I prayed with Bruce on that bench, asking Jesus to show Bruce how much the Lord loved him. Tears fell from his eyes, as he gripped the image of Divine Mercy, clinging to every word of prayer.
Within moments of our encounter with grace, a pick-up truck pulled into the parking lot to take my new friend to a job site. He thanked me profusely as he ran to the truck, stuffing the pamphlets in his bag.
If I had continued to ignore the promptings of the Holy Spirit, I wouldn’t have met Bruce on that bench and he might not have learned God loved him, at least not in that grace-filled moment.
As we crossed the country, the beauty and majesty of nature overwhelmed me with the omnipotence of our Creator. The natural beauty was only outdone by the people we met along the way. The man-made edifices to God adorned hillsides and deserts and stood as beacons in the centers of towns throughout the country. In all these people and places, I witnessed signs of God’s mercy.

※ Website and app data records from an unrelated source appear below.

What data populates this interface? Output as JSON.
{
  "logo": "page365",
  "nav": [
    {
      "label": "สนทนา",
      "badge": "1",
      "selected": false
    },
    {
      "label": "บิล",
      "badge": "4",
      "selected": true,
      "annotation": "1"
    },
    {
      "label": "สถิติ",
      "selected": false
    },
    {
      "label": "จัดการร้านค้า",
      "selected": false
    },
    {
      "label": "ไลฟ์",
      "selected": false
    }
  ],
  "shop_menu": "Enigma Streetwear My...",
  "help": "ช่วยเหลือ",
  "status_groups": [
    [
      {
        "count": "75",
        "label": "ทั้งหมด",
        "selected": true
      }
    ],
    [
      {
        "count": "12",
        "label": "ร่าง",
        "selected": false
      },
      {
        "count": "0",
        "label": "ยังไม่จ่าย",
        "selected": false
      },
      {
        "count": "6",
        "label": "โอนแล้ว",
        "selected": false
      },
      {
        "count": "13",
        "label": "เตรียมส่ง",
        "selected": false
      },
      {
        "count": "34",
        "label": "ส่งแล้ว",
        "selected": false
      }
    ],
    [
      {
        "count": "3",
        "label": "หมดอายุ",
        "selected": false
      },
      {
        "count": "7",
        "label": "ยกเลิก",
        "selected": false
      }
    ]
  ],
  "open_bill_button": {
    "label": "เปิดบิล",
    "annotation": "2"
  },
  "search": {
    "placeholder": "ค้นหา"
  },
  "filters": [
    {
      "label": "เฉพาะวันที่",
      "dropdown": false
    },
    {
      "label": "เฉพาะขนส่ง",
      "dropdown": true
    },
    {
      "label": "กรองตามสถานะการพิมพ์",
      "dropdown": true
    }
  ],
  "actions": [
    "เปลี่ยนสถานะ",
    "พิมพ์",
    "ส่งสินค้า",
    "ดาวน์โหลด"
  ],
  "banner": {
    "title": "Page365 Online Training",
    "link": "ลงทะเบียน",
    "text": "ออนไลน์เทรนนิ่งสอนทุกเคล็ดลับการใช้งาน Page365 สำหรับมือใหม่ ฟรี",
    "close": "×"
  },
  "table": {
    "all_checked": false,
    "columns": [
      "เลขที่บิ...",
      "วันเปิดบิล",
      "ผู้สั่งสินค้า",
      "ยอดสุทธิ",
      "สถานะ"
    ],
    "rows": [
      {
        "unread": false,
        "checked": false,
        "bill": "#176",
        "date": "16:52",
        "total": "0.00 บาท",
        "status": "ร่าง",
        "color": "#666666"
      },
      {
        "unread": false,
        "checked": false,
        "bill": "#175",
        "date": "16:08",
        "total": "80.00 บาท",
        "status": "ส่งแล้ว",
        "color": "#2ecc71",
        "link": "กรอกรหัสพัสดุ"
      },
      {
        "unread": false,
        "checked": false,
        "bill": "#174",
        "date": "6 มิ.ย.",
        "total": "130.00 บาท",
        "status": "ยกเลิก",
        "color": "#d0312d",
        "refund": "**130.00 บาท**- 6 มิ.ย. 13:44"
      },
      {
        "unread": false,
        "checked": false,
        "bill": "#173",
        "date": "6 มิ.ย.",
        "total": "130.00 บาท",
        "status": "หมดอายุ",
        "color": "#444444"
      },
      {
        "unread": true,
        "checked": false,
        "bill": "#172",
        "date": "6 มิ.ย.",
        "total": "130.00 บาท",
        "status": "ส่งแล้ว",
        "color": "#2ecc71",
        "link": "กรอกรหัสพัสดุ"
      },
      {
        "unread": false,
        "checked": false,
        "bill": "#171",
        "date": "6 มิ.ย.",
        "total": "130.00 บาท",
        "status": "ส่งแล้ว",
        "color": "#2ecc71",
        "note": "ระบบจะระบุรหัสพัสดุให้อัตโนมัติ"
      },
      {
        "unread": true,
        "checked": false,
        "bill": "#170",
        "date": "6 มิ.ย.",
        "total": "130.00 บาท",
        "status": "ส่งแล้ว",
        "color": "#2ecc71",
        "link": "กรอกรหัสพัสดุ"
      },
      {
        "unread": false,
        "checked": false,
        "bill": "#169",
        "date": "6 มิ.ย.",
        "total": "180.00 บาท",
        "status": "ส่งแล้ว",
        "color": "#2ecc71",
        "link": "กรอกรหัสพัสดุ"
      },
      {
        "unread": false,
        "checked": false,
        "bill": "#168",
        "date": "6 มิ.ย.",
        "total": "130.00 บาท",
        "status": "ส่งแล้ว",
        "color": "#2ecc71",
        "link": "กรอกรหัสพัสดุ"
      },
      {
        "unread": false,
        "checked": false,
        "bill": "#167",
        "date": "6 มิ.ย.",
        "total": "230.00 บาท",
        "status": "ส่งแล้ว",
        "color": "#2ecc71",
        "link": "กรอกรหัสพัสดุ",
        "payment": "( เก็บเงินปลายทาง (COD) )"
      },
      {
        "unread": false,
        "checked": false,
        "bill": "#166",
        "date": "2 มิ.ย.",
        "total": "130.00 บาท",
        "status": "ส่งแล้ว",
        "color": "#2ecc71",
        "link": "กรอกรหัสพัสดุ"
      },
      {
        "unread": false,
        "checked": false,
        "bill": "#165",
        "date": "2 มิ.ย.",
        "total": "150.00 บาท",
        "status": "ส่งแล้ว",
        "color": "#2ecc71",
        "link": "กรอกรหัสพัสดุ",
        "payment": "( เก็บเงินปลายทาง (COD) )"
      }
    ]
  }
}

One of the highlights of my journey was visiting the Lord’s Ranch in Vado, New Mexico. A friend of mine helps run this ministry which offers assistance to the poor in Juarez, Mexico. The ranch is 30 minutes outside El Paso, Texas, a gateway from Mexico for legal and illegal immigration, drugs and human trafficking. Their outreaches in El Paso have saved many lives, offering food, housing, healthcare and support to the most vulnerable people at the border.
I asked my friend what she thought about immigration reform and the needs of refugees. My friend’s answer was simply profound; “We are called to love the person before us and live by the golden rule: “Do unto to others as you would have them do to you.” (Luke 6:31)
In the final week of our journey, we headed to Florida. The last time I’d been in Florida, we buried my sister. I needed closure to this year of profound grief, to see my sister’s name on the beautiful new gravestone written above her life’s motto: “We believe.”
On July 4, we visited the Orlando memorial dedicated to the terrorist attack victims, marked by forty-nine white crosses. Sweat poured down my face and mixed with tears as I repeated the prayers I had prayed for the victims the past 30 days. But this time, I had pictures of their faces, placed on their individual crosses, as I prayed for each victim by name.
At each memorial, I placed a picture of Divine Mercy, reflecting on each person’s hopes and dreams as evidenced in the messages attached to the cross. I prayed for family members who lost their loved ones, whose faces now stared at me from beyond the grave.
I prayed for an end to terrorism and judgmental condemnation. I thought of Pope Francis’ call to apologize to and ask forgiveness from all those who have been discriminated against by the church: gay people, exploited women, children and the poor.
In mercy, I asked forgiveness from each of the victims by name. I had 49 images of Divine Mercy in my purse. I didn’t plan it that way, but God knew exactly what I needed, because He knows each person by name and now I do too.
Pope Francis reminds us, “Now is the time for mercy.” and “The Name of God is Mercy.”
Imagine what would happen in the world if each one of us practiced mercy in our hearts, if we learned each other’s name and listened to each other’s stories. Imagine if we took the time to know the immigrant, the poor, the child, the gay person by name, rather than by a group identity.
If those of us who are Christians share the “reason for our hope with gentleness and respect” (1 Peter 3:15), and learn each other’s name, maybe then the world could know the “Name of God is Mercy.” Then God’s Name of Mercy might be found on each person’s lips and echoed in every heart.
Eileen Benthal is a writer, speaker and wellness coach with a B.A. in Theology from Franciscan University. She is the author of Breathing Underwater: A Caregiver’s Journey of Hope.
Eileen and her husband Steve live in Jamesport and have four young adult children. Their youngest, Johanna, is a teenager with special needs.
Eileen can be reached at CareforaCaregiver.com.